One of the seized facilities was in Cap-Haitien, Haiti’s second largest city. The building is now used as the offices for the ministries of foreign affairs and by the government’s national heritage bureau. Another former military building was taken over in Ouanaminthe, a town that borders the Dominican Republic. Officials at the scene of the Cap-Haitien takeover reported no violence. In fact, the uniform-clad men waved a white flag as they approached to signify they were unarmed. However, it was reported that in Ouanaminthe the ex-soldiers had donned pistols and clubs.
U.N. peacekeeping troops (MINUSTAH) stationed in Haiti since Aristide’s overthrow in 2004 did not intervene in the takeover of the military buildings. The Haitian government, however, issued a statement that it would not tolerate the illegal occupation of government offices. Tensions arose the night of the takeover when civilian supporters of the soldiers threw rocks and heckled the peacekeeping and police forces. On July 30, the U.N. peacekeepers and the Haitian police surrounding the occupied buildings began to negotiate the soldiers’ surrender and removal.
Later that night, the ex-soldiers removed the military uniforms they were wearing and surrendered, boarding several school buses that removed them from the scene. The surrender came after nearly an entire day of negotiations with government officials including Interior Minister Paul Antonine Bien-Aime and ex-Army Col. Jen-Claude Jeudi. At this time, it is unclear what concessions, if any, the negotiations entailed.
The events of the July 29 and 30 must remind Haiti and the international community of the continued necessity for the more than 9,000 U.N. forces present in Haiti. Though the seizure by the disgruntled ex-military men lasted only 24 hours, it symbolizes the ongoing violence that has plagued Haiti for decades, namely since the fall of the brutal Duvalier dictatorship in 1986. His administration’s corruption and oppression were replaced by chaos and violence, leaving Haitians wondering which is worse. The Preval government must decide whether to reinstate the military forces as part of a reconstructed armed forces or to continue its reliance upon U.N. supplied troops. It is unlikely, however, that a country with such a historically unstable political system as Haiti’s will be saved simply by reinstating the armed services. Ex-soldiers, after all, executed the 2004 coup that launched the country into one of the most violent periods in modern Haitian history.
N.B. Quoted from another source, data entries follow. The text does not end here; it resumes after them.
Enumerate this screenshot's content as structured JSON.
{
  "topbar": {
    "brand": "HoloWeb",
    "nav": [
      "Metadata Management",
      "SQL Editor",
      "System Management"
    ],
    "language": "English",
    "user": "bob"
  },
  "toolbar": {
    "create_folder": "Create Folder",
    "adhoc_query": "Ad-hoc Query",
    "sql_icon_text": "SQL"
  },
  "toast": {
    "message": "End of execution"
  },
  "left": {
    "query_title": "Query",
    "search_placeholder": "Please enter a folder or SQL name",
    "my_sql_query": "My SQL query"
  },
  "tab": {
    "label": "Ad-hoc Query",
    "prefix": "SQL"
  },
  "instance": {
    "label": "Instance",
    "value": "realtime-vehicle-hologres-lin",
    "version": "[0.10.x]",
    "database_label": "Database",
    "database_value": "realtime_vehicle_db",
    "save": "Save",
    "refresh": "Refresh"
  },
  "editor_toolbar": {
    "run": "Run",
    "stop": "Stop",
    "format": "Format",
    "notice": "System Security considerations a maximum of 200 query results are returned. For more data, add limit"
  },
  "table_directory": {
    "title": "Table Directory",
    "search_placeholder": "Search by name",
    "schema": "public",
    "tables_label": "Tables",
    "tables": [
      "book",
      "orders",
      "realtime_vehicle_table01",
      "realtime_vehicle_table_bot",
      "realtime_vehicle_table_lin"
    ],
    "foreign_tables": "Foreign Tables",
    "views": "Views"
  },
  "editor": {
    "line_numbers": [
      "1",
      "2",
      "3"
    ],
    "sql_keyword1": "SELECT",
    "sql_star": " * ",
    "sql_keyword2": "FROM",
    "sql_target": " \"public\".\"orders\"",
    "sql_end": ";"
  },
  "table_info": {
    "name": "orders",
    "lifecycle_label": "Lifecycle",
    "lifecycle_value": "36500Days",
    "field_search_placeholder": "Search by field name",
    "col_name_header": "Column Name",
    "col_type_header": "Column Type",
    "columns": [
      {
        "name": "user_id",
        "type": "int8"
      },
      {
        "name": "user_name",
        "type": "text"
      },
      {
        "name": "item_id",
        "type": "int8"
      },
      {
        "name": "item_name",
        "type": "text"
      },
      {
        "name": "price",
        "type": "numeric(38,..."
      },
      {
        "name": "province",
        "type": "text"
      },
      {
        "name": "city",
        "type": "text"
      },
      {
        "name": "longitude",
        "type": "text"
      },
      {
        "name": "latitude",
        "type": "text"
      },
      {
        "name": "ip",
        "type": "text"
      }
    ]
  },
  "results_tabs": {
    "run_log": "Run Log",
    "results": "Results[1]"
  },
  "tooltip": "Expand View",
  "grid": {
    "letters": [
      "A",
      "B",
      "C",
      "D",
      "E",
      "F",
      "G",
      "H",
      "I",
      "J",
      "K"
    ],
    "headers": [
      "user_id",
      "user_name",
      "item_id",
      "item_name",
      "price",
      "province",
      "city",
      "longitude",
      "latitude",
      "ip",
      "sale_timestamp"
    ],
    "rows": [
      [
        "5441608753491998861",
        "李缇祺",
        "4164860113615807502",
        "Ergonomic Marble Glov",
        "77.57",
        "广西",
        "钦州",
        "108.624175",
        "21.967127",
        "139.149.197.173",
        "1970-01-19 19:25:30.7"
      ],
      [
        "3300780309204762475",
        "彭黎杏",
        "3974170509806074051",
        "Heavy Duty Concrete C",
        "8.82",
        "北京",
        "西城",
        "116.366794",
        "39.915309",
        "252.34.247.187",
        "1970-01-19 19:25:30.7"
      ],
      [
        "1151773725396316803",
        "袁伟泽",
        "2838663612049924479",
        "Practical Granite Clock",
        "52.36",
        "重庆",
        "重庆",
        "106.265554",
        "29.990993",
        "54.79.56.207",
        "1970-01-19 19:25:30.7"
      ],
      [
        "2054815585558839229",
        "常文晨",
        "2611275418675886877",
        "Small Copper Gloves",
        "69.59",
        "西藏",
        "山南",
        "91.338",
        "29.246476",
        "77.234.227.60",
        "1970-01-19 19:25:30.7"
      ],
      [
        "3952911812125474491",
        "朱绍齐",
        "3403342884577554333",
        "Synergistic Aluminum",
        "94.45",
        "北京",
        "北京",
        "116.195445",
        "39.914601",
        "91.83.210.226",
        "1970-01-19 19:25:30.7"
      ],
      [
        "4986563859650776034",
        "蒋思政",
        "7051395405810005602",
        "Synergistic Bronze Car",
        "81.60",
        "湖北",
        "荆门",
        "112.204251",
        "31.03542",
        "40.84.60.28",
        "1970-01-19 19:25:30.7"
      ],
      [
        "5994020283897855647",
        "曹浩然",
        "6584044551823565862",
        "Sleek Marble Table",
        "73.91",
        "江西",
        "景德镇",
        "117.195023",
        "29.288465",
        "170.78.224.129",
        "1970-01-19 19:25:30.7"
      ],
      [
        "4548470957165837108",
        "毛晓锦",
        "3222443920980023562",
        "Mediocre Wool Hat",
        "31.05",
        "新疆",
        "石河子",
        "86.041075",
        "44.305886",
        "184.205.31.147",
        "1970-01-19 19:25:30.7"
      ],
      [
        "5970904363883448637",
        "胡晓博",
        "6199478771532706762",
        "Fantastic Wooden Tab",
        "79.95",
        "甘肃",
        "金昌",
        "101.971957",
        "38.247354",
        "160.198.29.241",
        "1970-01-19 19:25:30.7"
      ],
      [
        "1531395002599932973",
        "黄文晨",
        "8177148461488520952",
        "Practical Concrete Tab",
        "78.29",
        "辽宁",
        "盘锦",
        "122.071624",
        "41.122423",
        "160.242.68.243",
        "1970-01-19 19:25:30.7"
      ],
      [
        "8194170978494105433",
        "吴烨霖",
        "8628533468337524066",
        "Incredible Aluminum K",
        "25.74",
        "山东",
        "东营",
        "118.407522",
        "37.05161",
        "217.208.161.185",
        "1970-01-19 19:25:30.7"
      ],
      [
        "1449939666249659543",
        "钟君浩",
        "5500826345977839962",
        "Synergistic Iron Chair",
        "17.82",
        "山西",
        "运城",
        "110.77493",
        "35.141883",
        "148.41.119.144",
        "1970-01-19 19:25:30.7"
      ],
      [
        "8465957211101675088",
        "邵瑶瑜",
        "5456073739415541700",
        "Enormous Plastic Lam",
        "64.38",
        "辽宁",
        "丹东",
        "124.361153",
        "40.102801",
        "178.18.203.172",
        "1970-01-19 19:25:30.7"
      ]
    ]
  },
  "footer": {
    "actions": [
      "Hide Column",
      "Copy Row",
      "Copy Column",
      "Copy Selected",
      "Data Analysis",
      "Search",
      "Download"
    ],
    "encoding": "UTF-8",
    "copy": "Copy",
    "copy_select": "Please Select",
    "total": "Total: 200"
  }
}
Few would deny that reactivating the military would likely be one of the worst possible choices for the woebegone Caribbean nation to do, now that it is currently suffering from crushing poverty due to the global food crisis and unremitting violence at the hands of street gangs.